What you should do:
Across the entries that follow, count each line holding "JSON" and state the total alone.

[Website and app data records]
=====

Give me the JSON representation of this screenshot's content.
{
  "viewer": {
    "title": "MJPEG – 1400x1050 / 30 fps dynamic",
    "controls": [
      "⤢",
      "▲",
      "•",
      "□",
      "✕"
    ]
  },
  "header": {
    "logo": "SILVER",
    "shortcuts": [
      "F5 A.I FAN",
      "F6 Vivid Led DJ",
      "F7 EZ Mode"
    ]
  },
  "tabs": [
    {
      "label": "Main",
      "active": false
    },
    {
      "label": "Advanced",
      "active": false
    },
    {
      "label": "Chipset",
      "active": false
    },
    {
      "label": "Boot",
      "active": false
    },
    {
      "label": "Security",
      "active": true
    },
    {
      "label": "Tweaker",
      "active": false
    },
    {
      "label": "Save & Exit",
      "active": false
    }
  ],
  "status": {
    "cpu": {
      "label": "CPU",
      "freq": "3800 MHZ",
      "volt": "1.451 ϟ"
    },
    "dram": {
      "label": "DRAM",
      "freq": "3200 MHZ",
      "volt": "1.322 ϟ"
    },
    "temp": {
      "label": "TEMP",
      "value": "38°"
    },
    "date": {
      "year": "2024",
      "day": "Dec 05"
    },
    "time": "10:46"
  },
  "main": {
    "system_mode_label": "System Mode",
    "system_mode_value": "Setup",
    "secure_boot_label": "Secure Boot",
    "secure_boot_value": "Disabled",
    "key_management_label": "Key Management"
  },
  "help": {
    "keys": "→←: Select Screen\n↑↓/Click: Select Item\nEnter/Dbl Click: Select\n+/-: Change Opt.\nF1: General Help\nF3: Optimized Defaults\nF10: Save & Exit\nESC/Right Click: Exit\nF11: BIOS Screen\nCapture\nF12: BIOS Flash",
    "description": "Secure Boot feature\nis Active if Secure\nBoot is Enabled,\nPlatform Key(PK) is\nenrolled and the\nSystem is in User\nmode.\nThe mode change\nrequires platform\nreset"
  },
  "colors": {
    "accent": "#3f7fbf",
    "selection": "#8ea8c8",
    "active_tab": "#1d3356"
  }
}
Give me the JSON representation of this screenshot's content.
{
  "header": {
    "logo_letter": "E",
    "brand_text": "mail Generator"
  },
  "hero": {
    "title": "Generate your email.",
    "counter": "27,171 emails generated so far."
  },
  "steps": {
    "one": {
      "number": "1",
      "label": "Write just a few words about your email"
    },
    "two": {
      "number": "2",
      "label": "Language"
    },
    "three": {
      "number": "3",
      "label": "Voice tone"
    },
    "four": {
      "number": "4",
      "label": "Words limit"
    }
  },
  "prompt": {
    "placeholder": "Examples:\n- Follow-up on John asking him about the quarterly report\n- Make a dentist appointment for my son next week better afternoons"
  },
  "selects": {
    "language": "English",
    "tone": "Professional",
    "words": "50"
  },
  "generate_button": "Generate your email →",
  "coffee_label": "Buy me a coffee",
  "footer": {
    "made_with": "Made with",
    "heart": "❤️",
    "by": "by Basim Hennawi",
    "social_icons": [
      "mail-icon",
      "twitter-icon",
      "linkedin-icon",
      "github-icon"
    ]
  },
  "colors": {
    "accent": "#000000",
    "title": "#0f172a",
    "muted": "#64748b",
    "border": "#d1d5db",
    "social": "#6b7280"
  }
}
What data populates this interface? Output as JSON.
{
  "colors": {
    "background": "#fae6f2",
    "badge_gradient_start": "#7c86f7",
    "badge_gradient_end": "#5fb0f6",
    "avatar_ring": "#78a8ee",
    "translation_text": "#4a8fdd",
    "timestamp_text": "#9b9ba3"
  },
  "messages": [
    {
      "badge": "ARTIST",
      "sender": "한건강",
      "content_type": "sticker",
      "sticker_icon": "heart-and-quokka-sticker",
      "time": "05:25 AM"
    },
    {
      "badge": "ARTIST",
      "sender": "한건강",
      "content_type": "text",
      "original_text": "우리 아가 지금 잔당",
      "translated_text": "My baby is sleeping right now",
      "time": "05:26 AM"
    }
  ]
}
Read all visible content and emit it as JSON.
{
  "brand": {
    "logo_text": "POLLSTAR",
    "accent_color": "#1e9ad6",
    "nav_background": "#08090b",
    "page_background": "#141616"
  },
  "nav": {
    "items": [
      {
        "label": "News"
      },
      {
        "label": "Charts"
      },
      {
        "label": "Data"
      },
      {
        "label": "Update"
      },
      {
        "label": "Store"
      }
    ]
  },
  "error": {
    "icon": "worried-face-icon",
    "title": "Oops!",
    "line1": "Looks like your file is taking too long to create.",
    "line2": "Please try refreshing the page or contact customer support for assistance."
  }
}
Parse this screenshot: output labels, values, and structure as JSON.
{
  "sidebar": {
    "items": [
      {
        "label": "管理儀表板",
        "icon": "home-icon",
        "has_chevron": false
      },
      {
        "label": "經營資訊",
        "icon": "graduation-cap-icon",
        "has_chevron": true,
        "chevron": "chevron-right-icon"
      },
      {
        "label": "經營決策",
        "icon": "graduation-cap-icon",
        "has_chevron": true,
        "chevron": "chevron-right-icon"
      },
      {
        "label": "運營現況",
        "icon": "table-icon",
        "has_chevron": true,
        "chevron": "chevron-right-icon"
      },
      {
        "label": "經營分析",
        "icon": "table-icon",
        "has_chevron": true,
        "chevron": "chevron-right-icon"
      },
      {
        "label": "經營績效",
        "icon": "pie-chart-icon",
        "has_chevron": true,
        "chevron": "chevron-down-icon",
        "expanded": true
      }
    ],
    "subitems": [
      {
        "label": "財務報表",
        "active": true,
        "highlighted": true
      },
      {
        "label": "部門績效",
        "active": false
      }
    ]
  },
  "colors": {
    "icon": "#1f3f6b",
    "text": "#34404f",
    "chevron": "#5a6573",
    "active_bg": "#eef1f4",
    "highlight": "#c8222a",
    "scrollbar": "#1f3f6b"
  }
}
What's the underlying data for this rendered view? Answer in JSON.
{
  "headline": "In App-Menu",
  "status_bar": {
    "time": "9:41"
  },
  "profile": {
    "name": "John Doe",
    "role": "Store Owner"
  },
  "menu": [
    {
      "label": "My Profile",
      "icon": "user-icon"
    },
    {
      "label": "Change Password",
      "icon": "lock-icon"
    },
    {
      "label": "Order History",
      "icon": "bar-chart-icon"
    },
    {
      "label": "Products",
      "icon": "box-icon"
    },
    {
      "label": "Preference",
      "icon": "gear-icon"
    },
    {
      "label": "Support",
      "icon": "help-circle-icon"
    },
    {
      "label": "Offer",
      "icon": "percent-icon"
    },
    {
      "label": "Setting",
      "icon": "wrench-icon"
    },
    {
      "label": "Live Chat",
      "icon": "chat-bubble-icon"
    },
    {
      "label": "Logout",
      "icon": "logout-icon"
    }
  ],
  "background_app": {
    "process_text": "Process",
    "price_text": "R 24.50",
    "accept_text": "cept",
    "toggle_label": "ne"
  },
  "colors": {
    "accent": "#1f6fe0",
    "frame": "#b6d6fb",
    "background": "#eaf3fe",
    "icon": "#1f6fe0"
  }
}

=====

Response to this exercise:
6